Exercise prompt
Look below for lines that hold the string "text" and copy each one.

*** Recorded information ***

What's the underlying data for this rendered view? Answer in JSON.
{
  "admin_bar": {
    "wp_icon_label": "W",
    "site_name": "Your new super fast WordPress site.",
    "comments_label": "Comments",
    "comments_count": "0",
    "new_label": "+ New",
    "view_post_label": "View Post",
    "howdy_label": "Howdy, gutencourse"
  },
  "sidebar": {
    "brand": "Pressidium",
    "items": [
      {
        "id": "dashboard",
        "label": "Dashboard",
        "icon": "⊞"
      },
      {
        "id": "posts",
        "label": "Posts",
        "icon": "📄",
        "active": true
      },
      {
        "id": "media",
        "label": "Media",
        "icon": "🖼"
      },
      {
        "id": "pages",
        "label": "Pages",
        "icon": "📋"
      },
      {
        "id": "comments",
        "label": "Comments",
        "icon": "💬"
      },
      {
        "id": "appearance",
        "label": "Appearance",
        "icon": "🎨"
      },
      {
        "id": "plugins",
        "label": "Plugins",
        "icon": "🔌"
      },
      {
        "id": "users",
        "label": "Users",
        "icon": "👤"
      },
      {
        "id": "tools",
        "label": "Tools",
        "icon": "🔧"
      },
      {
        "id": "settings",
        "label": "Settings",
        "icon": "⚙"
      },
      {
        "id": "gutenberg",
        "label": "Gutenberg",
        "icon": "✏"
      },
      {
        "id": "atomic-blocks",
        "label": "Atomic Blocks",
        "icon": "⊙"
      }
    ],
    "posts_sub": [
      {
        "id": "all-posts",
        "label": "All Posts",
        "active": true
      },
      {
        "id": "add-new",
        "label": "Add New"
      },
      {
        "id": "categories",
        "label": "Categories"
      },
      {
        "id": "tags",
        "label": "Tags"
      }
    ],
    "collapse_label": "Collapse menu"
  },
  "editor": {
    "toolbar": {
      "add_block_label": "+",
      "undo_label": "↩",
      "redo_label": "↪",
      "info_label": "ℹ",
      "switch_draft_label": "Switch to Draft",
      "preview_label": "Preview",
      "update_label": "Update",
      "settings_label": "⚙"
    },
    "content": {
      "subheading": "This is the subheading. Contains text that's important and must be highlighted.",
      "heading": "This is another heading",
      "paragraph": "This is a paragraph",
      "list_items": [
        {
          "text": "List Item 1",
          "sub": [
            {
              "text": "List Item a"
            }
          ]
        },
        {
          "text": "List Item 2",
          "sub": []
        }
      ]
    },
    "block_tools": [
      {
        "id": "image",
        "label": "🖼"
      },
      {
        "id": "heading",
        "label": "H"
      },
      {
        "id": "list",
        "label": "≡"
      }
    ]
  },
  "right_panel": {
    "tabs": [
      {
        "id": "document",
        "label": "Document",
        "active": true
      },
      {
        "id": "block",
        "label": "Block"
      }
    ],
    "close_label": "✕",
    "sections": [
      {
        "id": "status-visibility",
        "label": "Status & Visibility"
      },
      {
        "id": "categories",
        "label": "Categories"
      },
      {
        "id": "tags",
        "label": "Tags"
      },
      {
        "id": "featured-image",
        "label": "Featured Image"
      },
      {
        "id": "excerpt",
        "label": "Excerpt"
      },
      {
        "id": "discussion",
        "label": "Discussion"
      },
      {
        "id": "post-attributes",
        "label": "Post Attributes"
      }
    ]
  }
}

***

Exercise output
      "subheading": "This is the subheading. Contains text that's important and must be highlighted.",
          "text": "List Item 1",
              "text": "List Item a"
          "text": "List Item 2",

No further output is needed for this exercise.